Page and application data records:
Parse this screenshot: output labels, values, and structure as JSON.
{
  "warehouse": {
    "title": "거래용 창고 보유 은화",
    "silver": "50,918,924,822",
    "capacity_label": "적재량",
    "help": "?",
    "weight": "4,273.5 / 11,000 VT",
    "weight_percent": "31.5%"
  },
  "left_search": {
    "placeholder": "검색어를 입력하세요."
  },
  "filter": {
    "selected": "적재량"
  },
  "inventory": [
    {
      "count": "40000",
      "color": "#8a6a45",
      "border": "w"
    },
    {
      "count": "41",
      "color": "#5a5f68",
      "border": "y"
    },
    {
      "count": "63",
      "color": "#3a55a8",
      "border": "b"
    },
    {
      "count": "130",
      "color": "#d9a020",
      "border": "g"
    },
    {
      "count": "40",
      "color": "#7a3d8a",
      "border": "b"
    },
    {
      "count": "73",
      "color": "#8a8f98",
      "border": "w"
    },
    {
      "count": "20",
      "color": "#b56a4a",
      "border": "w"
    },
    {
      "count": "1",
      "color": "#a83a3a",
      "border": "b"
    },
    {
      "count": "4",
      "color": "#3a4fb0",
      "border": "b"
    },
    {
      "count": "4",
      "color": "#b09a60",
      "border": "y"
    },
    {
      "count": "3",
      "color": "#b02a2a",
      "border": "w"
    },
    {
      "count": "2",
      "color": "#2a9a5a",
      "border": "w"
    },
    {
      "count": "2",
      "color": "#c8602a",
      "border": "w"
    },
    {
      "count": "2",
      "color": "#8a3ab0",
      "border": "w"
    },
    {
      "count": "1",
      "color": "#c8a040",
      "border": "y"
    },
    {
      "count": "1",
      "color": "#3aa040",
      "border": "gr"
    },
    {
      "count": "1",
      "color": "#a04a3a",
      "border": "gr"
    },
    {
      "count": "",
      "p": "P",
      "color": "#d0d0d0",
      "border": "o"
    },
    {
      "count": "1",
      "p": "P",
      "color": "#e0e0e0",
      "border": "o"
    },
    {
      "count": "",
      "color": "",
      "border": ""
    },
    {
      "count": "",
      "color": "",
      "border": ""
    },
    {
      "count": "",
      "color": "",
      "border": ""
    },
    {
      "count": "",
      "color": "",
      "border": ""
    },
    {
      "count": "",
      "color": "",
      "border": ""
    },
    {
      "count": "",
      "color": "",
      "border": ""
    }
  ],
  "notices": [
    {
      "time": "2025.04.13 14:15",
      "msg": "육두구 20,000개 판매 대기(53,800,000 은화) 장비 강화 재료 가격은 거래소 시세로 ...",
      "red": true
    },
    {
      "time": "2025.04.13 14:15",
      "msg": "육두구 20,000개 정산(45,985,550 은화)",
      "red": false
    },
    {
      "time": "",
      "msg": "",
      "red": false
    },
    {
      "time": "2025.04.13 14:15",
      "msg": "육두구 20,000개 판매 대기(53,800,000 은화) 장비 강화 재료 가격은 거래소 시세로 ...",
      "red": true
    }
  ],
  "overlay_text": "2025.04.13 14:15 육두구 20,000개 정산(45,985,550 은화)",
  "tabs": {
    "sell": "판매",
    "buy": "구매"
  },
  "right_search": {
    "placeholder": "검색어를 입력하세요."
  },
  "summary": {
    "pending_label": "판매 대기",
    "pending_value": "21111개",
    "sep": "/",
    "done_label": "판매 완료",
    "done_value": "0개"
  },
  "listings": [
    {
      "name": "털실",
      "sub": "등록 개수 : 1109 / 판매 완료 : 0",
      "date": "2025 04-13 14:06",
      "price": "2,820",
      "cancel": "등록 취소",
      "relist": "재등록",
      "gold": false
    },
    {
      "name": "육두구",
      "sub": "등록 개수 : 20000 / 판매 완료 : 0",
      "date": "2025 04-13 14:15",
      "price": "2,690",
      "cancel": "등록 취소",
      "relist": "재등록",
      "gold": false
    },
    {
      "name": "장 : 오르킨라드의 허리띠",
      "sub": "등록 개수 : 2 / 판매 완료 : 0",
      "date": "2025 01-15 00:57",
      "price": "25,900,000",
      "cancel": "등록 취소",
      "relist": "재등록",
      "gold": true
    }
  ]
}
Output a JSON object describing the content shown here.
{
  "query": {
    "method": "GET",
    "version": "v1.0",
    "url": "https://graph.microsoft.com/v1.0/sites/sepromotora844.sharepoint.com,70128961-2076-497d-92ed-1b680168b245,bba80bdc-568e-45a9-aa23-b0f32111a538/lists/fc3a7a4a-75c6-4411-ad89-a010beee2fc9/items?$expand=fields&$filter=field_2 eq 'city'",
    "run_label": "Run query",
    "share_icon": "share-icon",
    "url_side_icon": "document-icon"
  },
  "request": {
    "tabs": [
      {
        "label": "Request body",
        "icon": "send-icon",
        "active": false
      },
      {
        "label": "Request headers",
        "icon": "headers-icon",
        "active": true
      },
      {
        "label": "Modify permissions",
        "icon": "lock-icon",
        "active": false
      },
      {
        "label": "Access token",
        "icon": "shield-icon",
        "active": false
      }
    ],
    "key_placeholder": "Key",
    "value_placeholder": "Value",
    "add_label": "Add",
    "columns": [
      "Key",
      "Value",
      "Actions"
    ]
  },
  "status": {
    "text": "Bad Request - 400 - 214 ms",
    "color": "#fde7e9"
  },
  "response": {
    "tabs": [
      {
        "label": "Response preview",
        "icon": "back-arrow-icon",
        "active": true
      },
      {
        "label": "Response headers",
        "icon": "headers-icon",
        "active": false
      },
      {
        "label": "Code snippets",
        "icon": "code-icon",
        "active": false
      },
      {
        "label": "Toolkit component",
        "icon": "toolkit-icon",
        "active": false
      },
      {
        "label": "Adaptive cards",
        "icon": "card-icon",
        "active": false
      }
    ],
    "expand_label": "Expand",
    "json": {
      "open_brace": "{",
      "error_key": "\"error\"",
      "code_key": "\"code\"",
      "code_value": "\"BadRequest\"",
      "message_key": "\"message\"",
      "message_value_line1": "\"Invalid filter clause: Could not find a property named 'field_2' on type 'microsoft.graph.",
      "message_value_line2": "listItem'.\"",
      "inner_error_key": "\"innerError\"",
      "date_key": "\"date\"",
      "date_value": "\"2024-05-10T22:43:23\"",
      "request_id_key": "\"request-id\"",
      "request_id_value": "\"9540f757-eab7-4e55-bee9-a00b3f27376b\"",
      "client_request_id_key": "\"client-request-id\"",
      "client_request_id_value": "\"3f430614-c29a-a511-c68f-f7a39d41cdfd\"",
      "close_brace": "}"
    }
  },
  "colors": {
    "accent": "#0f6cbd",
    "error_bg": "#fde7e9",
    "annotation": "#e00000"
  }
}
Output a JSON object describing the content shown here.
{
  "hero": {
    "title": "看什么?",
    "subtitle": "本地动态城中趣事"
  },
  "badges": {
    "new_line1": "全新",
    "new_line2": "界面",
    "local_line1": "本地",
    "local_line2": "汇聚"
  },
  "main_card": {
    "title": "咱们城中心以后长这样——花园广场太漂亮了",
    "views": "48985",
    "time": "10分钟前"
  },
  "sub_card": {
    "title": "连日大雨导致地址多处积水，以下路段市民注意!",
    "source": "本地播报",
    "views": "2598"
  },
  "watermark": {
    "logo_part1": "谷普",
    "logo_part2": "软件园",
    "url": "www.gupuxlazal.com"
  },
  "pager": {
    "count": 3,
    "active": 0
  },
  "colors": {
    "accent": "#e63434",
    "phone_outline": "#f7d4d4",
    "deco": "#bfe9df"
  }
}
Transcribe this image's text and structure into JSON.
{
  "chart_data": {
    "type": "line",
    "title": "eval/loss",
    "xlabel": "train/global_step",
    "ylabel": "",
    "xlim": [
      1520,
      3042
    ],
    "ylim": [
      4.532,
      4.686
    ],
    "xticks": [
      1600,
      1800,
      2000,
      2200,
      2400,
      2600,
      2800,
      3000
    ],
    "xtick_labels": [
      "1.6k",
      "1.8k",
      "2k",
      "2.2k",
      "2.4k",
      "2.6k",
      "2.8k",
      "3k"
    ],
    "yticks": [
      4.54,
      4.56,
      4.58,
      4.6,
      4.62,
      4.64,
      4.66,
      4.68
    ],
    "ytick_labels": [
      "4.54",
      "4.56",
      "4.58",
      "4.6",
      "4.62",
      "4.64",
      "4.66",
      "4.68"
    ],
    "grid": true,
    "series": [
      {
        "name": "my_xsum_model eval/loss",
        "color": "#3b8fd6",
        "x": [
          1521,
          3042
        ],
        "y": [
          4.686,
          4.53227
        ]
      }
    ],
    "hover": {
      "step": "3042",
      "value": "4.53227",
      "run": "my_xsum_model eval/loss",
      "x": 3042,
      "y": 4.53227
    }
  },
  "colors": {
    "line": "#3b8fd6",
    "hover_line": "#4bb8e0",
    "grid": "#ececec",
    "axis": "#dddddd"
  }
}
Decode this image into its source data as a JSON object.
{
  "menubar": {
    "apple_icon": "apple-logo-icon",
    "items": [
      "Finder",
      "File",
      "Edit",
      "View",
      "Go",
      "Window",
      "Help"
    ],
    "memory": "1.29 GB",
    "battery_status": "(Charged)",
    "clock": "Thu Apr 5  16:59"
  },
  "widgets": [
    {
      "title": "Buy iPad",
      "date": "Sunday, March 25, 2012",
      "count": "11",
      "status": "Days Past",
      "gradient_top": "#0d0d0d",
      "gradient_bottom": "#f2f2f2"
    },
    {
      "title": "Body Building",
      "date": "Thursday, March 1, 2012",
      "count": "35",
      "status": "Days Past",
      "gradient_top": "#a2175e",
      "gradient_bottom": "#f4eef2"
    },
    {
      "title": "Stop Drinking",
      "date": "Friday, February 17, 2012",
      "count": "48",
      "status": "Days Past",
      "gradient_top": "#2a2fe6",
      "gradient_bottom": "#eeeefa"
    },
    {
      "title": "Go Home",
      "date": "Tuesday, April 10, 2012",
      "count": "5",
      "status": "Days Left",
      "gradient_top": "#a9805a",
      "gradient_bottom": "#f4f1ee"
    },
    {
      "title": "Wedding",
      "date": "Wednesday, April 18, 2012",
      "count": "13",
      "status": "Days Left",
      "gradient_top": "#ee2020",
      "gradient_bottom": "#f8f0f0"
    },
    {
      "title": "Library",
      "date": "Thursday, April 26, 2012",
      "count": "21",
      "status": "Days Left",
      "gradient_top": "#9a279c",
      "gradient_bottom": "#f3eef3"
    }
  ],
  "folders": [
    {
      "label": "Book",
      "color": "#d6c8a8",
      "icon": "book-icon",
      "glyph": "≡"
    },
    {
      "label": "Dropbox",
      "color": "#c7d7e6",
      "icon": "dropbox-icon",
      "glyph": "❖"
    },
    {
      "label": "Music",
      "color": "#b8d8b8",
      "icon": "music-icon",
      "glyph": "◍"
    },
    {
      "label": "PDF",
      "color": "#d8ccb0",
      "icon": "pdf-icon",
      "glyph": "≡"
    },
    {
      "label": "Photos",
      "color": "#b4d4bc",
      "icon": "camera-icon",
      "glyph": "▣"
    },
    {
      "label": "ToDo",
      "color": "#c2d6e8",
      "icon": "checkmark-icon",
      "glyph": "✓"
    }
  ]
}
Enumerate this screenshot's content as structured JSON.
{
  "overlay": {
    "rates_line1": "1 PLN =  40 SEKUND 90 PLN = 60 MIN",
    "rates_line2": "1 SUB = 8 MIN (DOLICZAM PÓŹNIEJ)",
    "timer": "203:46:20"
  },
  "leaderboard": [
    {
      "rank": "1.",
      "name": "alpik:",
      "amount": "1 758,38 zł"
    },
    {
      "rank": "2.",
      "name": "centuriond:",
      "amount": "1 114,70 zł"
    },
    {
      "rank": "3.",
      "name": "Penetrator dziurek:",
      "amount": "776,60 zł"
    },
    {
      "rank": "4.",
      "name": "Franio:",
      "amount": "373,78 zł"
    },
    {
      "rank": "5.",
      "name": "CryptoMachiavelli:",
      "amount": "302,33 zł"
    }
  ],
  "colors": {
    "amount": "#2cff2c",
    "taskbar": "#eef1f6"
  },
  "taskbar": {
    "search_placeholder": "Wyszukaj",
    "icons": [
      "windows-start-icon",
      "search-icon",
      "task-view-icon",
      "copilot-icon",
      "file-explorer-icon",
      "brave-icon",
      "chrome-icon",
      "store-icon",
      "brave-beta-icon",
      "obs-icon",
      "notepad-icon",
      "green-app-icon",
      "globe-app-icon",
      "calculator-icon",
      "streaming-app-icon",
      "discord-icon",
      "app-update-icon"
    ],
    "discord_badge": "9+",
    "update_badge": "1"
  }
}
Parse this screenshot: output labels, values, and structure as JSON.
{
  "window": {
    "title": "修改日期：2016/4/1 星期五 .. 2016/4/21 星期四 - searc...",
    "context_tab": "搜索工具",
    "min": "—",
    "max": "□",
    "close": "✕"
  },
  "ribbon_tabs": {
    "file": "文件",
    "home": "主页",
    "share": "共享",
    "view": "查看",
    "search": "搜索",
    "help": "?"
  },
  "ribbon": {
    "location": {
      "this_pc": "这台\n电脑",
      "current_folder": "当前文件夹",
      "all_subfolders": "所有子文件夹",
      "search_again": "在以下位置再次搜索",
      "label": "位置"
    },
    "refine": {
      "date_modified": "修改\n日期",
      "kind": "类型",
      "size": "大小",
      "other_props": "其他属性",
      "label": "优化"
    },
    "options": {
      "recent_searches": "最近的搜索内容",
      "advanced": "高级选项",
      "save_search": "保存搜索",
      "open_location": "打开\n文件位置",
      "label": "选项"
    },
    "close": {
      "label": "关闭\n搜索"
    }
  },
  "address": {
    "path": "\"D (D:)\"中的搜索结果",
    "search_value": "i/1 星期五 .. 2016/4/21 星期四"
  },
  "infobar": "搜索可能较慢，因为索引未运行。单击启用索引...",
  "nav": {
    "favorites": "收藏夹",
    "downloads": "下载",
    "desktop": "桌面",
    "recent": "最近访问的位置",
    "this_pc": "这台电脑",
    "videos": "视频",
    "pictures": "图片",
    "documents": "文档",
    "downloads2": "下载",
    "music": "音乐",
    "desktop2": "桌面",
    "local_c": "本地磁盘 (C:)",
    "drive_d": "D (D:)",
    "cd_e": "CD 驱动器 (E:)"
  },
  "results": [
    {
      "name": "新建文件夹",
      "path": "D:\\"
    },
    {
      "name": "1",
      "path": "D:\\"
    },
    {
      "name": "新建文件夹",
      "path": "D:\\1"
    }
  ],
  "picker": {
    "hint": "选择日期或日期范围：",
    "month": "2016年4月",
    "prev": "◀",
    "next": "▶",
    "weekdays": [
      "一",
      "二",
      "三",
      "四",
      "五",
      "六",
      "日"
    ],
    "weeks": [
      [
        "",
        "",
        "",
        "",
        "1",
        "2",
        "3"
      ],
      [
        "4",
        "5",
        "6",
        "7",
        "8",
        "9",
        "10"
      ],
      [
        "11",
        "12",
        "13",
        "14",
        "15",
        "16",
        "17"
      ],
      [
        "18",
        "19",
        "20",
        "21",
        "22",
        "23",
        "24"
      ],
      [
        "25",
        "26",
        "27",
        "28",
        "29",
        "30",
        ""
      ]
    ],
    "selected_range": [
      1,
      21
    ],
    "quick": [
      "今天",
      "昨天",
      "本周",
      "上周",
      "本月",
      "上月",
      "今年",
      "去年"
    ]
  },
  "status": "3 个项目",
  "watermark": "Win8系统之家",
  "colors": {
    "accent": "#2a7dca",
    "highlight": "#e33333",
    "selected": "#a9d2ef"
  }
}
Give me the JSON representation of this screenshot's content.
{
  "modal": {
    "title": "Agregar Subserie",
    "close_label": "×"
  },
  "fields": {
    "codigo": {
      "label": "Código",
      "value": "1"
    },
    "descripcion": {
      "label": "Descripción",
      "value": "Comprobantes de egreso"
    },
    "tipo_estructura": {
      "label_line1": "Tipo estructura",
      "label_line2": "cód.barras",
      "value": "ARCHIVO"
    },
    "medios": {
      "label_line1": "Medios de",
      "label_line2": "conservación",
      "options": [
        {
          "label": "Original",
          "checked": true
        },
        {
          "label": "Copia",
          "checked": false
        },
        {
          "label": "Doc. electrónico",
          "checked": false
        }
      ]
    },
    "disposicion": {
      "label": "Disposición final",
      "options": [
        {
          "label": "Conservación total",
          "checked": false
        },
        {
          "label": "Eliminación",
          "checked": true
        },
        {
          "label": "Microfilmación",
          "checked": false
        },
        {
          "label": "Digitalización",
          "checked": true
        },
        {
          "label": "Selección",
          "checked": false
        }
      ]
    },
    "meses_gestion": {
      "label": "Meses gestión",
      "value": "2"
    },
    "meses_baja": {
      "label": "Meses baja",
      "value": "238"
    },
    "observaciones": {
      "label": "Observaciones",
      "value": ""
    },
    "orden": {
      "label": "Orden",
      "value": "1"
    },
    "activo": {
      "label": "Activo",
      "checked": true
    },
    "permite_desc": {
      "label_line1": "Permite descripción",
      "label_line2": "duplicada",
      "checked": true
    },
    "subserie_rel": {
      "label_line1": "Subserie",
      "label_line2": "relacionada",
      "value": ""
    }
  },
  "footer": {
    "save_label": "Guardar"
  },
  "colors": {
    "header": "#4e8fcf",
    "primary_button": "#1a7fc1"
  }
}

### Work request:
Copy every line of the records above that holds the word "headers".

### Result:
        "label": "Request headers",
        "icon": "headers-icon",
        "label": "Response headers",
        "icon": "headers-icon",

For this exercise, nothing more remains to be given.